- _What to produce_
Print the data exactly as written, line for line, and leave its pictures behind.

%%

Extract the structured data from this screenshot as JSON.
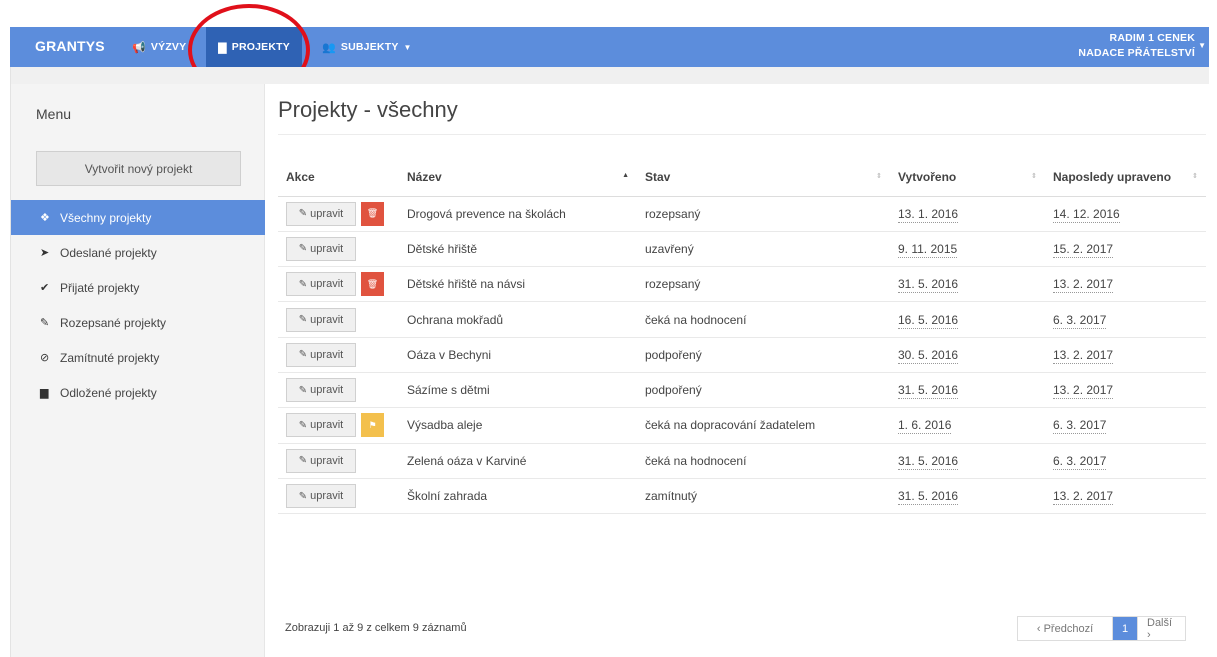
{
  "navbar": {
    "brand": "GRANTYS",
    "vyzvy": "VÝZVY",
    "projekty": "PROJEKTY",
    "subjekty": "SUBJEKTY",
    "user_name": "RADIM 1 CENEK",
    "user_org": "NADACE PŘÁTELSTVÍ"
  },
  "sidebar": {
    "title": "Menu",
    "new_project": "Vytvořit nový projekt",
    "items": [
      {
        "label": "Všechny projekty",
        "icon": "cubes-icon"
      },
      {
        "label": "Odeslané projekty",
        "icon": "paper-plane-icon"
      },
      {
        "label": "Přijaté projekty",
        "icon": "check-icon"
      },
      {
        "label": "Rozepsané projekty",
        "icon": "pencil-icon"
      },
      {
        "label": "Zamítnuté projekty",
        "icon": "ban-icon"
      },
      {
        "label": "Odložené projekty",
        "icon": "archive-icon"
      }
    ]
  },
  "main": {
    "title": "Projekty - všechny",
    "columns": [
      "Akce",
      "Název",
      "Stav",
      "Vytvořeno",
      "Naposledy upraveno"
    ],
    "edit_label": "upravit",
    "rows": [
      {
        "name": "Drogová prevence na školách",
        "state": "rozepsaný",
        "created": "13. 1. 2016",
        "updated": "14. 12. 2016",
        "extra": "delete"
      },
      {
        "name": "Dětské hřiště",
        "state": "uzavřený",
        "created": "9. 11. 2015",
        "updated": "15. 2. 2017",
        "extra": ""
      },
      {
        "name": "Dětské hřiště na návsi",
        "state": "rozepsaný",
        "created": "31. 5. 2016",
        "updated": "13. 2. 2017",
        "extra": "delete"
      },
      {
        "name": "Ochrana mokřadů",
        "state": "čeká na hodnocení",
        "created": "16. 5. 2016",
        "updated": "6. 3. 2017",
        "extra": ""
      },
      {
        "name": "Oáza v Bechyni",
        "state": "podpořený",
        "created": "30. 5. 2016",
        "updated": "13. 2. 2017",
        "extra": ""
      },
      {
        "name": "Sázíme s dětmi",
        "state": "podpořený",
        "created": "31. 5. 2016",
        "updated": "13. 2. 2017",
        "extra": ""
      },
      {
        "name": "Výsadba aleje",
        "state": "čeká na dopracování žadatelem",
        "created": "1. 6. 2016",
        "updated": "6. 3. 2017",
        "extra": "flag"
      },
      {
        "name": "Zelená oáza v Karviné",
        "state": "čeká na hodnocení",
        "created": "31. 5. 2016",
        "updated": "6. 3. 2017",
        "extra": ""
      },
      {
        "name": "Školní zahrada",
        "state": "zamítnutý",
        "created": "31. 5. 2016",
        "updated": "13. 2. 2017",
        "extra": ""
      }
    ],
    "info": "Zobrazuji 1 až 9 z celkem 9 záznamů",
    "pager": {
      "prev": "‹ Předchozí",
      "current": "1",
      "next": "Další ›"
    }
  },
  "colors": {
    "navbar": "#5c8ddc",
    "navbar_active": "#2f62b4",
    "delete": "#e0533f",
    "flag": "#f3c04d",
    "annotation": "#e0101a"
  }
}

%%

- _Response below_
Extract the structured data from this screenshot as JSON.
{
  "navbar": {
    "brand": "GRANTYS",
    "vyzvy": "VÝZVY",
    "projekty": "PROJEKTY",
    "subjekty": "SUBJEKTY",
    "user_name": "RADIM 1 CENEK",
    "user_org": "NADACE PŘÁTELSTVÍ"
  },
  "sidebar": {
    "title": "Menu",
    "new_project": "Vytvořit nový projekt",
    "items": [
      {
        "label": "Všechny projekty",
        "icon": "cubes-icon"
      },
      {
        "label": "Odeslané projekty",
        "icon": "paper-plane-icon"
      },
      {
        "label": "Přijaté projekty",
        "icon": "check-icon"
      },
      {
        "label": "Rozepsané projekty",
        "icon": "pencil-icon"
      },
      {
        "label": "Zamítnuté projekty",
        "icon": "ban-icon"
      },
      {
        "label": "Odložené projekty",
        "icon": "archive-icon"
      }
    ]
  },
  "main": {
    "title": "Projekty - všechny",
    "columns": [
      "Akce",
      "Název",
      "Stav",
      "Vytvořeno",
      "Naposledy upraveno"
    ],
    "edit_label": "upravit",
    "rows": [
      {
        "name": "Drogová prevence na školách",
        "state": "rozepsaný",
        "created": "13. 1. 2016",
        "updated": "14. 12. 2016",
        "extra": "delete"
      },
      {
        "name": "Dětské hřiště",
        "state": "uzavřený",
        "created": "9. 11. 2015",
        "updated": "15. 2. 2017",
        "extra": ""
      },
      {
        "name": "Dětské hřiště na návsi",
        "state": "rozepsaný",
        "created": "31. 5. 2016",
        "updated": "13. 2. 2017",
        "extra": "delete"
      },
      {
        "name": "Ochrana mokřadů",
        "state": "čeká na hodnocení",
        "created": "16. 5. 2016",
        "updated": "6. 3. 2017",
        "extra": ""
      },
      {
        "name": "Oáza v Bechyni",
        "state": "podpořený",
        "created": "30. 5. 2016",
        "updated": "13. 2. 2017",
        "extra": ""
      },
      {
        "name": "Sázíme s dětmi",
        "state": "podpořený",
        "created": "31. 5. 2016",
        "updated": "13. 2. 2017",
        "extra": ""
      },
      {
        "name": "Výsadba aleje",
        "state": "čeká na dopracování žadatelem",
        "created": "1. 6. 2016",
        "updated": "6. 3. 2017",
        "extra": "flag"
      },
      {
        "name": "Zelená oáza v Karviné",
        "state": "čeká na hodnocení",
        "created": "31. 5. 2016",
        "updated": "6. 3. 2017",
        "extra": ""
      },
      {
        "name": "Školní zahrada",
        "state": "zamítnutý",
        "created": "31. 5. 2016",
        "updated": "13. 2. 2017",
        "extra": ""
      }
    ],
    "info": "Zobrazuji 1 až 9 z celkem 9 záznamů",
    "pager": {
      "prev": "‹ Předchozí",
      "current": "1",
      "next": "Další ›"
    }
  },
  "colors": {
    "navbar": "#5c8ddc",
    "navbar_active": "#2f62b4",
    "delete": "#e0533f",
    "flag": "#f3c04d",
    "annotation": "#e0101a"
  }
}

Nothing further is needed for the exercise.